Twenty years later, what’s now known as Mad Pride is a week-long event that mixes activism, skill sharing, and celebration of both survival and what Mad Pride organizing committee member Alisa Triest calls “mad culture.” She says that many psychiatric survivors, as well as other people who have been diagnosed with medical illnesses, have decided to reclaim the term “mad,” much like how other marginalized groups have reclaimed words that were once used as slurs against them. She says that using the word “mad” also serves several other purposes.
“People use the word ‘mad’ so we don’t medicalize our experiences,” she says. “Psychiatry is a relatively recent invention. It’s only been around for about 200 years.” Mad Pride, she adds, is a way of framing psychiatric illness as a community, rather than as a medical diagnosis.
She says that Toronto’s Mad Pride event has sparked a larger global movement.
“In Canada, we’ve had Pride in Winnipeg, Montreal, Hamilton. Vancouver’s had Pride for a long time,” she says. “But there’s also been Pride all over Europe, in Australia, South Africa. They had Pride in Ghana.”
This year’s Mad Pride, which kicked off on Monday, will feature a wide variety of arts programming, including music, visual art, and a “Mad Comedy Jam.” Triest says that, much like other cultures, mad people have a particular way of making art that may not immediately make sense to outsiders.

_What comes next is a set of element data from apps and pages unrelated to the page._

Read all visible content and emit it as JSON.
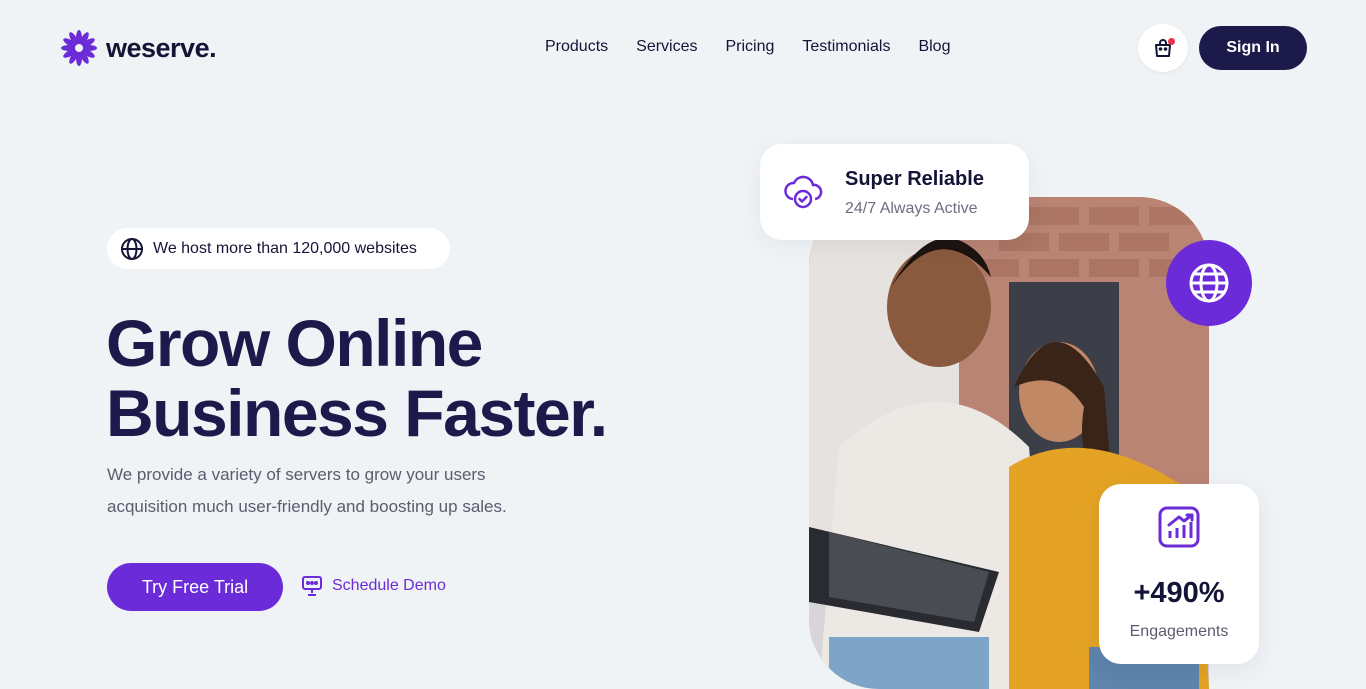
{
  "brand": {
    "name": "weserve.",
    "accent": "#6c2bd9",
    "dark": "#1b1a4b"
  },
  "nav": {
    "items": [
      {
        "label": "Products"
      },
      {
        "label": "Services"
      },
      {
        "label": "Pricing"
      },
      {
        "label": "Testimonials"
      },
      {
        "label": "Blog"
      }
    ],
    "cart_icon": "shopping-bag-icon",
    "signin_label": "Sign In"
  },
  "hero": {
    "badge": "We host more than 120,000 websites",
    "headline_line1": "Grow Online",
    "headline_line2": "Business Faster.",
    "subtext": "We provide a variety of servers to grow your users acquisition much user-friendly and boosting up sales.",
    "primary_cta": "Try Free Trial",
    "secondary_cta": "Schedule Demo"
  },
  "cards": {
    "reliable_title": "Super Reliable",
    "reliable_sub": "24/7 Always Active",
    "stat_value": "+490%",
    "stat_label": "Engagements"
  }
}
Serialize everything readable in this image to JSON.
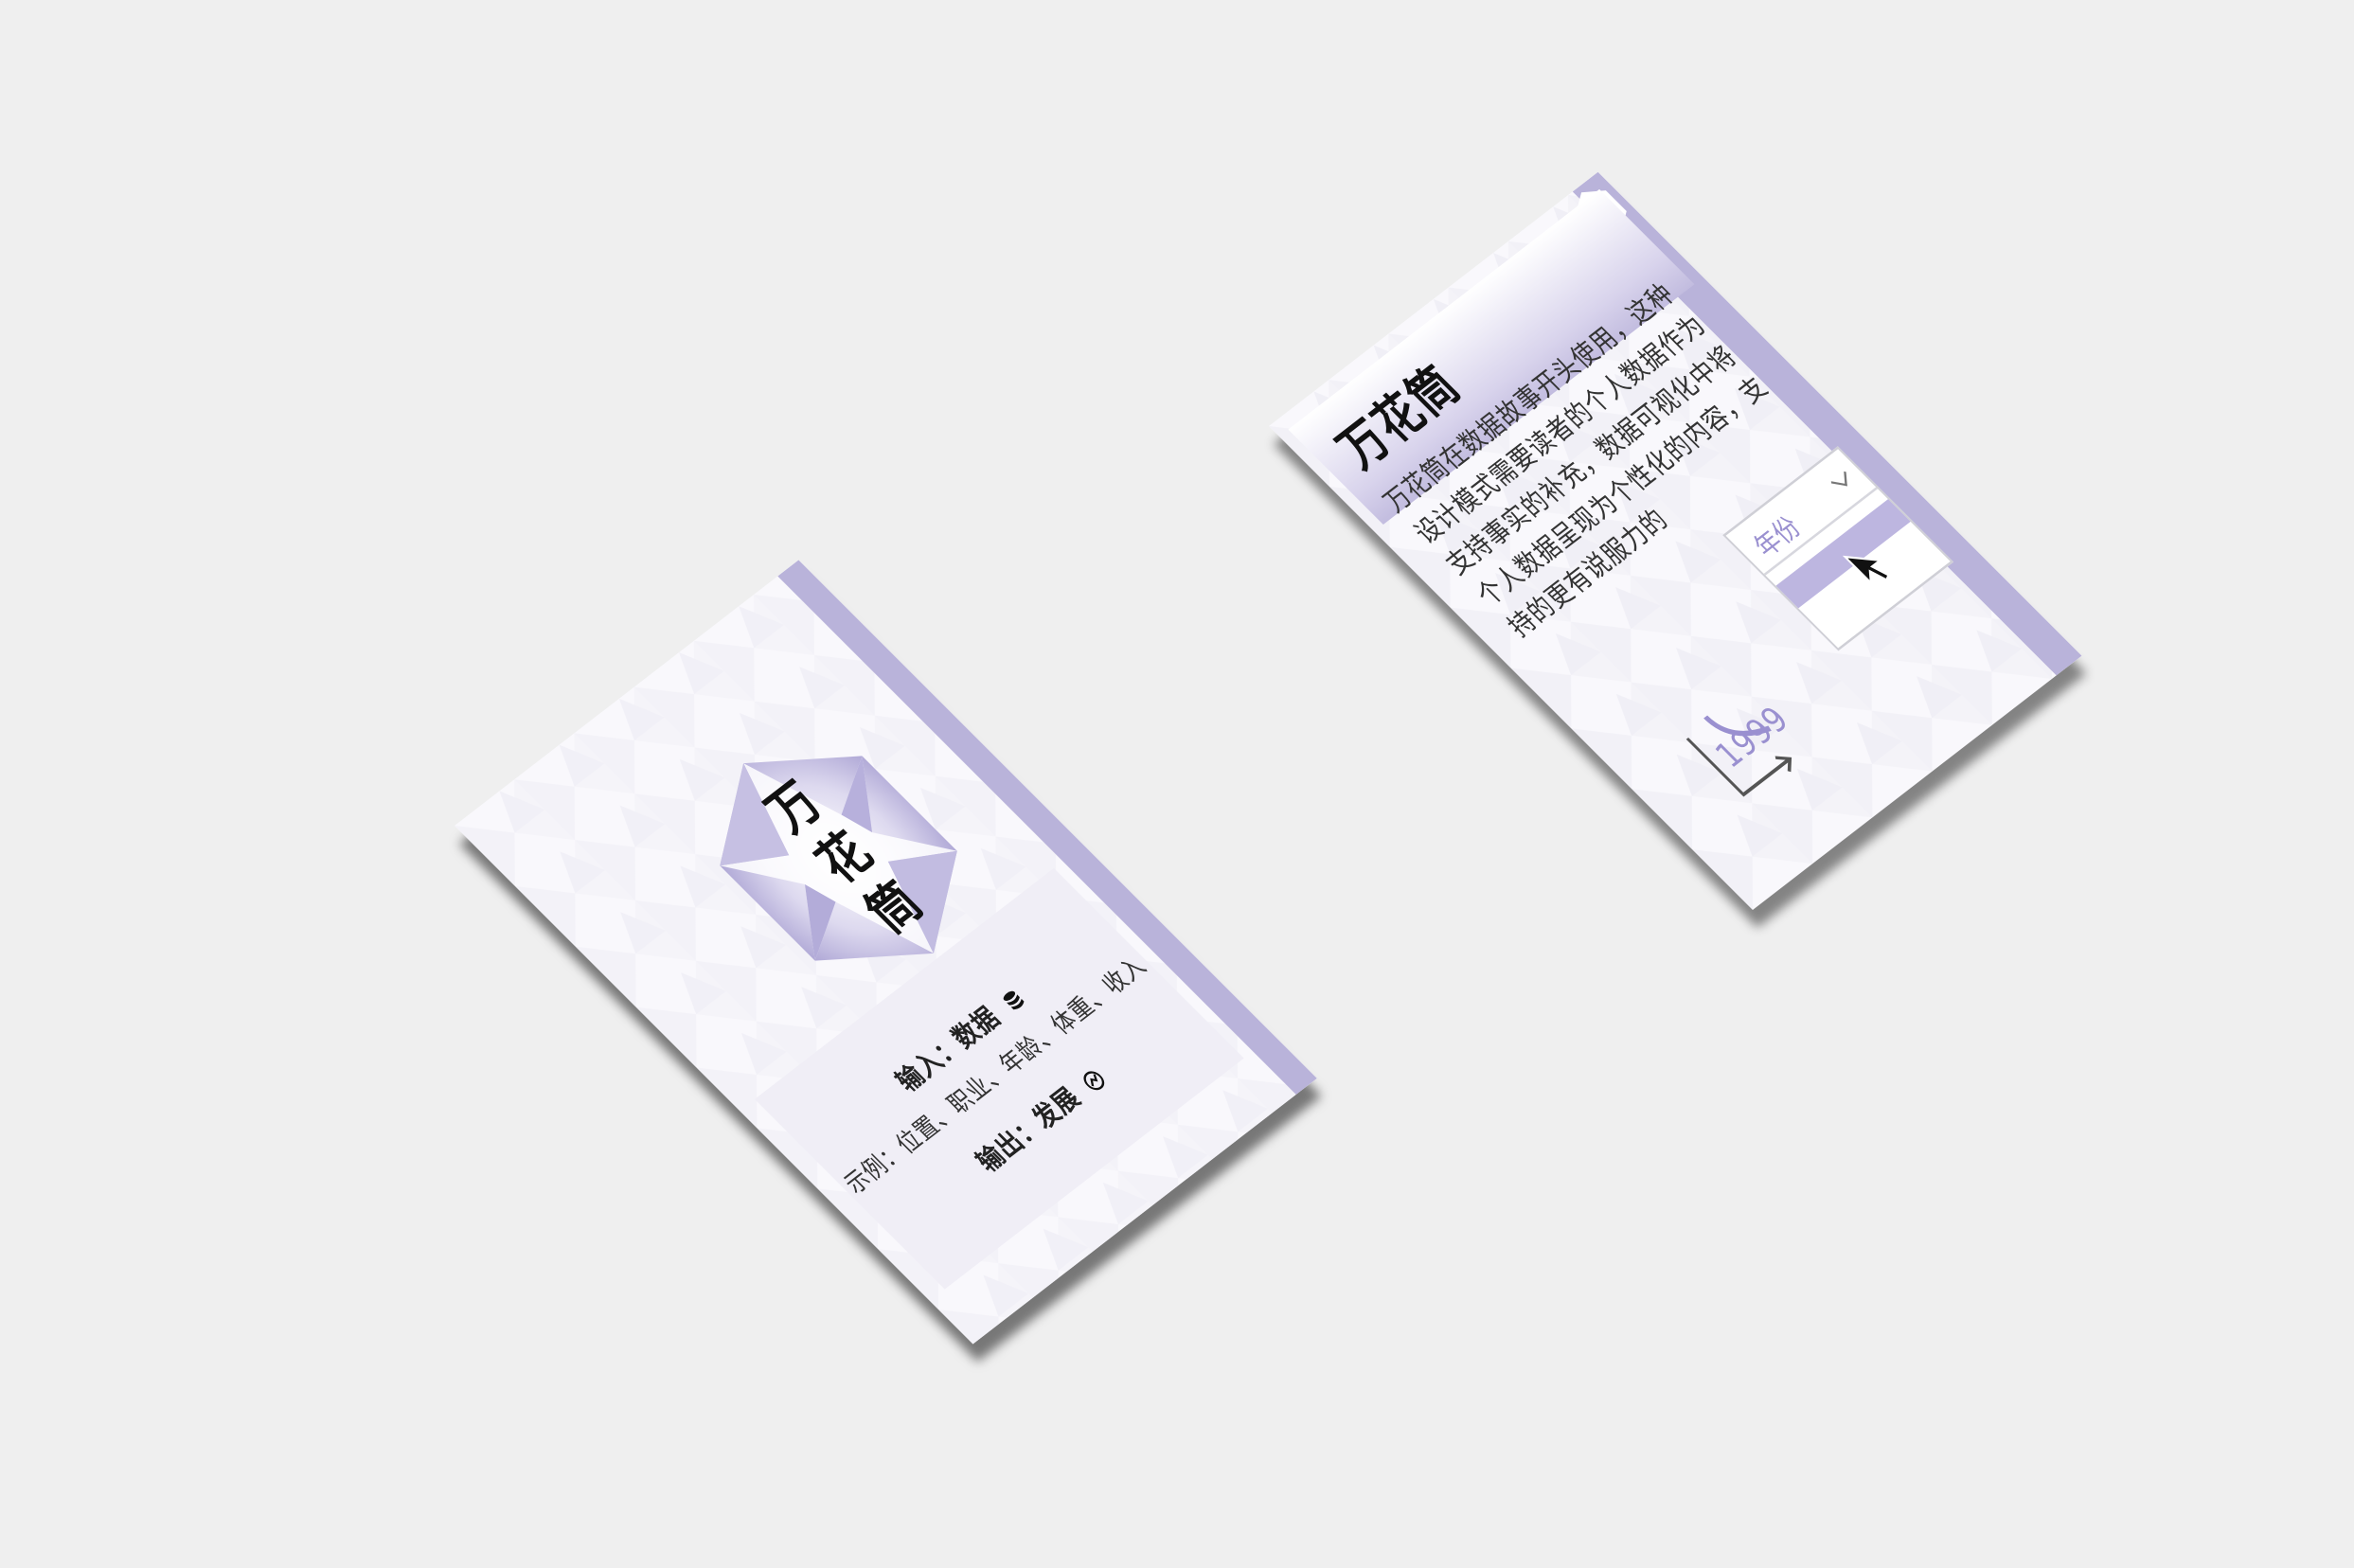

“It’s about mad people poking fun at ourselves,” she says. “Using our experiences to talk about things that are funny, that other people wouldn’t always laugh at.”
“When you’re talking about suicide and making jokes about that, other people would be like, ‘Oh my goodness, you can’t talk about that.’ But when you’re in a community where everyone’s been suicidal, you can laugh at what some of the common experiences are like.’”
Martine Matthews is the curator of this year’s Mad Pride art show, called “The Architecture of Madness.” It opens on July 11 at 246 Sackville Street. One thing she wants made abundantly clear is that this is a bona-fide art show. The artists were juried and critiqued. The result, she says, is a mixture of established artists and new voices that could compete with what’s on offer at any gallery in the city.
“We want to show the excellence in our community,” she says. “A lot of times when there are shows of mad people’s art, it’s put on by agencies, and there’s no curatorial criticism. It’s an open door, and there’s a place for that. But this is an art show, and the quality of work had to be strong…What was stunning was that each person’s body of work was clearly one person’s of body of work. They all had a distinct quality.”
She adds that one of the most impressive things about the show is how the artists are able to make fascinating work with limited resources.
“Mad people, and people with disabilities as a whole, have to find different ways to do the same things that other people do,” she says. “Sometimes you see people coming at things sideways, and you go, ‘What a fresh approach.’”
“We’ve got a photographer in the show who’s never had a camera. All his work was done with a cell phone, because that’s the tool he had…And he’s done a series based on light, painting with light, and that’s the very essence of photography.”
The week will culminate in the annual Mad Pride bed push on July 14, where participants push hospital gurneys down the street. Triest says this year’s edition will take a different route than in years past.
“Traditionally, we go from CAMH on Queen Street to the Parkdale Activitiy and Recreation Centre, the theme of which is ‘escaping the asylum and heading into the community,’” she says. “This year, we’re starting at the Parkdale Library, where the first Pride happened in 1993, to talk about how we’re in the community and our concerns are in the community.”
Ultimately, she says that the goal of Mad Pride is to get members of the broader community to better understand the challenges faced by people who perceive reality differently, and to have the mad community take pride in its achievements.
“When we think about Pride, we think about having pride all the time, and being very out. That’s not always what it looks like for people,” she says. “People are going to feel negative about themselves sometimes.”
“But even when I feel crummy about myself and the world, I can still feel pride in my friendships and my community.”